Each time they try to use the automated link in their password manager to login, they are directed to the wrong page (the password reset page) rather than the login page. Most folks do not know the address of the login page for their Gmail account (https://accounts.google.com/) or Amazon account (https://www.amazon.com/ap/signin?_encoding=UTF8&openid.assoc_handle=usflex+300 additional characters!)
Is it possible to make the login landing page as simple as https://www.<domainname>.com/login rather than some of the long, obscure addresses that exist?
All Password Managers Are Equally Good
Another problem that is holding back adoption of password managers by the general public is caused directly by us. When someone asks “which is the best password manager?,” we should preface our response with “They are all good” before moving on to which one we like best.
We can debate the individual problems with each product amongst ourselves (there is certainly no shortage of bickering about password managers in our community), but to make a public statement about the problem with any password manager is the same as damning them all.
Unless you are employed by a particular password manager software company, there is no need to talk about how any single product is horrible. Is it more horrible than the current password security methods currently used by most of our friends and family?
Password Managers Make It Fun to Answer Security Questions
Have you noticed how many sites ask the same security questions? You know, the ones such as “where did you go to elementary school” or “What is your father’s middle name”? How often have we seen breaches that were carried out using those all-too-easy-to-find-out answers? Gladly, many sites have started to allow the creation of your own question.
A password manager lets you keep notes in which you can add ridiculous answers to any security question. Question:
In what city were you born? Answer:
Unicorn Island. Your friends may think you are crazy for suggesting that they answer those questions in such a cavalier fashion, but it also adds a sense of the hacker mentality to security questions, and people love the feeling of being on the cutting edge of technology with such a simple method.
It has taken over a decade for people to start using biometrics, and it only became possible as the technology became easier to use. It may take as long for password managers to move into that
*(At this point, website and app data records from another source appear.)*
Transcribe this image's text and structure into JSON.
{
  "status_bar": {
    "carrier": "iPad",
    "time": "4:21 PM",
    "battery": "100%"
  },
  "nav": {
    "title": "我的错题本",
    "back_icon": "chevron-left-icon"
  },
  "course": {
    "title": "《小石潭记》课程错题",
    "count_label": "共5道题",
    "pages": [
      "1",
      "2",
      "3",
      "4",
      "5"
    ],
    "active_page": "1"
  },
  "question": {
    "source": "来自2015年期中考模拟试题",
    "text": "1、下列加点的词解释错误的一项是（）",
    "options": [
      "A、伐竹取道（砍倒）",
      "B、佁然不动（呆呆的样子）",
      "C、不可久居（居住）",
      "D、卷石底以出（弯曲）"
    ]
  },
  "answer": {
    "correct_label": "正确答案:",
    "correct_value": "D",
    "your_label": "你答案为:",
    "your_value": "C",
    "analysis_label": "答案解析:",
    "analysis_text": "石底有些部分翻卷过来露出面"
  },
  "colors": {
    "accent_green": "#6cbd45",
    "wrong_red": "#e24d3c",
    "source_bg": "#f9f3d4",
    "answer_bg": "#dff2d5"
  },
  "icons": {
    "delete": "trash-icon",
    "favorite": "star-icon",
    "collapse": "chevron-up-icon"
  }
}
zone of “people who know they should use a password manager.” However, it will only start if we make the technology easier and if we start acting as better cheerleaders.
Then maybe we can start getting people to use two-step verification.
Editor’s Note: The opinions expressed in this guest author article are solely those of the contributor, and do not necessarily reflect those of Tripwire, Inc.